When you respond, restate each record exactly as it is given.

RECORDED INFORMATION: Begin

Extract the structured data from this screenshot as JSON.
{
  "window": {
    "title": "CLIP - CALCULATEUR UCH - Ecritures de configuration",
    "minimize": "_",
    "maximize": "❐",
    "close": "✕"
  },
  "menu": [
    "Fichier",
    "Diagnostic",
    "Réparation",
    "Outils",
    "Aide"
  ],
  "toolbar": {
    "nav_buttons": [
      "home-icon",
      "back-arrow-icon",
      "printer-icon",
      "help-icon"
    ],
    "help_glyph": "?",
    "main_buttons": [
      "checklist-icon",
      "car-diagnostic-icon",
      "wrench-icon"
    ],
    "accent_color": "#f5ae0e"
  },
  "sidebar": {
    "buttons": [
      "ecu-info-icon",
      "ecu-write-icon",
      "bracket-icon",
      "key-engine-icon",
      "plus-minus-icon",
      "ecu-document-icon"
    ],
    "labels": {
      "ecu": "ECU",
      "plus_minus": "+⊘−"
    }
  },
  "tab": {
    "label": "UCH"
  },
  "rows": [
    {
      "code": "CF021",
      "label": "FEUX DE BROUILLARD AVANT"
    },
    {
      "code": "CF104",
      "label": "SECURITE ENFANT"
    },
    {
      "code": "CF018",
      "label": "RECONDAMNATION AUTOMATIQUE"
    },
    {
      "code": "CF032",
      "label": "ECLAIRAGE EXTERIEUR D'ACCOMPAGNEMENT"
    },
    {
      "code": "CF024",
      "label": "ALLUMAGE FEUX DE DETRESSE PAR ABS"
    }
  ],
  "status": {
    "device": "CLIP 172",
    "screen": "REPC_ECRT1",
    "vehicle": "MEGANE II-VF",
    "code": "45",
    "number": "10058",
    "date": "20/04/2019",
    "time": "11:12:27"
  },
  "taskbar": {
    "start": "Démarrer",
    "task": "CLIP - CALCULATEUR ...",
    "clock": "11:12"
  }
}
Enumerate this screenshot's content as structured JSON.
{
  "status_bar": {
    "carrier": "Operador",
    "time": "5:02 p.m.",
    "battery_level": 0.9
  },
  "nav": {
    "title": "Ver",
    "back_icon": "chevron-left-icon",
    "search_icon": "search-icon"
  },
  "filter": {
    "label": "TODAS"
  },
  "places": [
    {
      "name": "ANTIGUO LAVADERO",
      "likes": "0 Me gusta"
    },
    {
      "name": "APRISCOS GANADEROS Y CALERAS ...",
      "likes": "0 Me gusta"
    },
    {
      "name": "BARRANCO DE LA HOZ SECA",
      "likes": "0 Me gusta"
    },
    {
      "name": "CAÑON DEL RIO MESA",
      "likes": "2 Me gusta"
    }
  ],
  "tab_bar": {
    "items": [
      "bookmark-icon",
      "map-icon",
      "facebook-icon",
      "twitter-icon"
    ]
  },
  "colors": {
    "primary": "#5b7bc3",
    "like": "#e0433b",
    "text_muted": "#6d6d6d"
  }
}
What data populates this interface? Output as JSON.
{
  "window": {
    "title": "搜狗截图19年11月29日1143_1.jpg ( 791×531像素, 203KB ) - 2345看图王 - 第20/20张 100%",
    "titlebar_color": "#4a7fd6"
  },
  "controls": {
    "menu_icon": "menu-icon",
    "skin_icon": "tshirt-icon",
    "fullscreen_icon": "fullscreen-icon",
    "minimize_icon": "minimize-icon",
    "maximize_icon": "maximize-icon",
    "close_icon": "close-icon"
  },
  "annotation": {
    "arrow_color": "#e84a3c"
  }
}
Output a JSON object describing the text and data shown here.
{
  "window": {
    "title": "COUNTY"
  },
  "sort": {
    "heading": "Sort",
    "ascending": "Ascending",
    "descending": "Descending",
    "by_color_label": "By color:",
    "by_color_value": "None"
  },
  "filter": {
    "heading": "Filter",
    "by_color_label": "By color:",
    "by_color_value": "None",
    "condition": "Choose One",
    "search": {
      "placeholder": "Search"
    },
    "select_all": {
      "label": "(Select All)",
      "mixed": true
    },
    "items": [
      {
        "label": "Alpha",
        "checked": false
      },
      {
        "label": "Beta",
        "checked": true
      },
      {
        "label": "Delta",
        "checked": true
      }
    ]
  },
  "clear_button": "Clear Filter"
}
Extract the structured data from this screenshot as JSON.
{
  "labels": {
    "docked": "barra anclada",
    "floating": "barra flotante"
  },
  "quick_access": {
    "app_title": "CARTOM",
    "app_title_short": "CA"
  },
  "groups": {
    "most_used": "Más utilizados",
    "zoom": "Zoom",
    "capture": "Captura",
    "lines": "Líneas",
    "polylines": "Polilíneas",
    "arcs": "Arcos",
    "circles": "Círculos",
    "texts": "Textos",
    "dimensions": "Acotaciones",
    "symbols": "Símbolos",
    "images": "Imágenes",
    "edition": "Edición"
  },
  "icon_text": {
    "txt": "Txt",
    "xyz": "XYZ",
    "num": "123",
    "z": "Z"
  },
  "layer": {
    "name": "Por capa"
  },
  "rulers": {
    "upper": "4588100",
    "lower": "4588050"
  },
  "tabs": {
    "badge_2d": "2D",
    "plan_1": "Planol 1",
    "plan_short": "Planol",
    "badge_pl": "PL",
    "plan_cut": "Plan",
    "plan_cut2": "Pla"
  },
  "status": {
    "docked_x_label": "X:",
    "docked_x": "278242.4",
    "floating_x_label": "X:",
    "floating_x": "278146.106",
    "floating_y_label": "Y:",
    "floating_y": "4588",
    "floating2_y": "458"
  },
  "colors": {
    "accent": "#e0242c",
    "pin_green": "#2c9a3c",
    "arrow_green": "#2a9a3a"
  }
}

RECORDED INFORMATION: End

* _RESULT OF THIS TASK_
Extract the structured data from this screenshot as JSON.
{
  "window": {
    "title": "CLIP - CALCULATEUR UCH - Ecritures de configuration",
    "minimize": "_",
    "maximize": "❐",
    "close": "✕"
  },
  "menu": [
    "Fichier",
    "Diagnostic",
    "Réparation",
    "Outils",
    "Aide"
  ],
  "toolbar": {
    "nav_buttons": [
      "home-icon",
      "back-arrow-icon",
      "printer-icon",
      "help-icon"
    ],
    "help_glyph": "?",
    "main_buttons": [
      "checklist-icon",
      "car-diagnostic-icon",
      "wrench-icon"
    ],
    "accent_color": "#f5ae0e"
  },
  "sidebar": {
    "buttons": [
      "ecu-info-icon",
      "ecu-write-icon",
      "bracket-icon",
      "key-engine-icon",
      "plus-minus-icon",
      "ecu-document-icon"
    ],
    "labels": {
      "ecu": "ECU",
      "plus_minus": "+⊘−"
    }
  },
  "tab": {
    "label": "UCH"
  },
  "rows": [
    {
      "code": "CF021",
      "label": "FEUX DE BROUILLARD AVANT"
    },
    {
      "code": "CF104",
      "label": "SECURITE ENFANT"
    },
    {
      "code": "CF018",
      "label": "RECONDAMNATION AUTOMATIQUE"
    },
    {
      "code": "CF032",
      "label": "ECLAIRAGE EXTERIEUR D'ACCOMPAGNEMENT"
    },
    {
      "code": "CF024",
      "label": "ALLUMAGE FEUX DE DETRESSE PAR ABS"
    }
  ],
  "status": {
    "device": "CLIP 172",
    "screen": "REPC_ECRT1",
    "vehicle": "MEGANE II-VF",
    "code": "45",
    "number": "10058",
    "date": "20/04/2019",
    "time": "11:12:27"
  },
  "taskbar": {
    "start": "Démarrer",
    "task": "CLIP - CALCULATEUR ...",
    "clock": "11:12"
  }
}
Enumerate this screenshot's content as structured JSON.
{
  "status_bar": {
    "carrier": "Operador",
    "time": "5:02 p.m.",
    "battery_level": 0.9
  },
  "nav": {
    "title": "Ver",
    "back_icon": "chevron-left-icon",
    "search_icon": "search-icon"
  },
  "filter": {
    "label": "TODAS"
  },
  "places": [
    {
      "name": "ANTIGUO LAVADERO",
      "likes": "0 Me gusta"
    },
    {
      "name": "APRISCOS GANADEROS Y CALERAS ...",
      "likes": "0 Me gusta"
    },
    {
      "name": "BARRANCO DE LA HOZ SECA",
      "likes": "0 Me gusta"
    },
    {
      "name": "CAÑON DEL RIO MESA",
      "likes": "2 Me gusta"
    }
  ],
  "tab_bar": {
    "items": [
      "bookmark-icon",
      "map-icon",
      "facebook-icon",
      "twitter-icon"
    ]
  },
  "colors": {
    "primary": "#5b7bc3",
    "like": "#e0433b",
    "text_muted": "#6d6d6d"
  }
}
What data populates this interface? Output as JSON.
{
  "window": {
    "title": "搜狗截图19年11月29日1143_1.jpg ( 791×531像素, 203KB ) - 2345看图王 - 第20/20张 100%",
    "titlebar_color": "#4a7fd6"
  },
  "controls": {
    "menu_icon": "menu-icon",
    "skin_icon": "tshirt-icon",
    "fullscreen_icon": "fullscreen-icon",
    "minimize_icon": "minimize-icon",
    "maximize_icon": "maximize-icon",
    "close_icon": "close-icon"
  },
  "annotation": {
    "arrow_color": "#e84a3c"
  }
}
Output a JSON object describing the text and data shown here.
{
  "window": {
    "title": "COUNTY"
  },
  "sort": {
    "heading": "Sort",
    "ascending": "Ascending",
    "descending": "Descending",
    "by_color_label": "By color:",
    "by_color_value": "None"
  },
  "filter": {
    "heading": "Filter",
    "by_color_label": "By color:",
    "by_color_value": "None",
    "condition": "Choose One",
    "search": {
      "placeholder": "Search"
    },
    "select_all": {
      "label": "(Select All)",
      "mixed": true
    },
    "items": [
      {
        "label": "Alpha",
        "checked": false
      },
      {
        "label": "Beta",
        "checked": true
      },
      {
        "label": "Delta",
        "checked": true
      }
    ]
  },
  "clear_button": "Clear Filter"
}
Extract the structured data from this screenshot as JSON.
{
  "labels": {
    "docked": "barra anclada",
    "floating": "barra flotante"
  },
  "quick_access": {
    "app_title": "CARTOM",
    "app_title_short": "CA"
  },
  "groups": {
    "most_used": "Más utilizados",
    "zoom": "Zoom",
    "capture": "Captura",
    "lines": "Líneas",
    "polylines": "Polilíneas",
    "arcs": "Arcos",
    "circles": "Círculos",
    "texts": "Textos",
    "dimensions": "Acotaciones",
    "symbols": "Símbolos",
    "images": "Imágenes",
    "edition": "Edición"
  },
  "icon_text": {
    "txt": "Txt",
    "xyz": "XYZ",
    "num": "123",
    "z": "Z"
  },
  "layer": {
    "name": "Por capa"
  },
  "rulers": {
    "upper": "4588100",
    "lower": "4588050"
  },
  "tabs": {
    "badge_2d": "2D",
    "plan_1": "Planol 1",
    "plan_short": "Planol",
    "badge_pl": "PL",
    "plan_cut": "Plan",
    "plan_cut2": "Pla"
  },
  "status": {
    "docked_x_label": "X:",
    "docked_x": "278242.4",
    "floating_x_label": "X:",
    "floating_x": "278146.106",
    "floating_y_label": "Y:",
    "floating_y": "4588",
    "floating2_y": "458"
  },
  "colors": {
    "accent": "#e0242c",
    "pin_green": "#2c9a3c",
    "arrow_green": "#2a9a3a"
  }
}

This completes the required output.